“Today was really refreshing. I’ve just been through so much with the long jump,” Claye said after his triple jump victory. “It was distressful. I just needed to get my mind together and focus on the triple jump. I’m happy I was able to go into it with a clear mind and execute. I was just visualizing what I had to do–making sure where my feet were coming through the board, keeping my legs as stiff as possible, and being aware of my foot placement through the phases. It already happened in my head before I did it.”
And what are Claye’s expectations for Rio? “The expectations are always to win, no matter what the event,” he said.
Third placer Chris Benard was also ecstatic about making the team on its way to Rio.
“I wanted to jump 57 feet coming in and that’s what I expected I needed to make the team,” Benard said after the competition. “Everything that I’ve done since I graduated from high school has centered around track.

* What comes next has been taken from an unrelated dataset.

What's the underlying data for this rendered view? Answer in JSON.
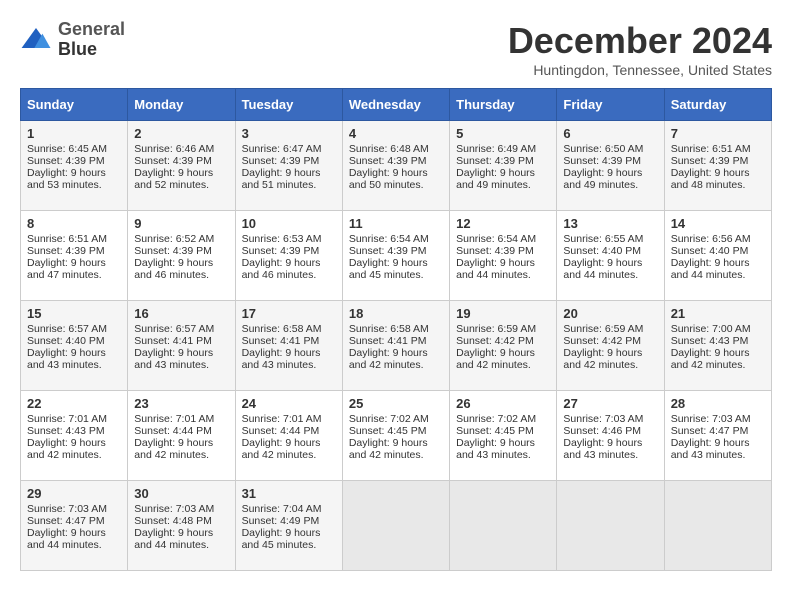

When you completely focus everything you have around something specific, validation comes with success. And this is the highest level of success I’ve ever had.”
Benard attended Santiago High School in Corona, Calif. and then Arizona State University where he was the runner-up in the triple jump at the 2012 NCAA Indoor Championships.
“I work on every specific aspect of the triple jump in practice. And, in the end, when I’m at the meet, I try to put it all together,” said Benard who occasionally trains with Will Claye at the Chula Vista Olympic Training Center when their training schedules coincide. He more often trains with April Sinkler. Sinkler finished sixth in the women’s triple jump final last Thursday, July 7.
In other action on the ninth day of competition at the Trials among Californians, Brittany Borman (Fullerton, Calif./Nike/NYAC) placed fourth in the women’s javelin throw final. Her last throw in the competition was her best, a 56.60m/185-08 effort. Texas A&M’s Maggie Malone won the event with a 60-84m/199-07 fourth round throw.
Reining U.S. heptathlon champion Barbara Nwaba (Santa Barbara, Calif. /ABEO/Santa Barbara TC) turned in a first day personal best score of 3,903 points, leading the women’s heptathlon field into Sunday’s second and final day of competition.
In the women’s 200m semifinal, 2012 Olympic 200m gold medalist Allyson Felix (Los Angeles, Calif,/Nike) qualified for Sunday’s final with a fourth place 22.57. Felix is competing with an injured ankle which she is rehabbing
“I feel good,” Felix said after the semi “But, unfortunately, the turn (on the track) is an area that we haven’t had the luxury of working on. So we’ll just get through with what I have. It’s not so much dealing with the (ankle) pain, it’s just that we haven’t been able to practice that section.”
Mark Winitz has written about running and track and field, organized programs for runners, and served as a consultant and publicist for road races for almost 40 years. He is a longtime activist within USA Track & Field and is a certified USATF Master Level Official/Referee. He also assists road racing events through his company, Win It!z Sports Public Relations and Promotions in Los Altos, CA.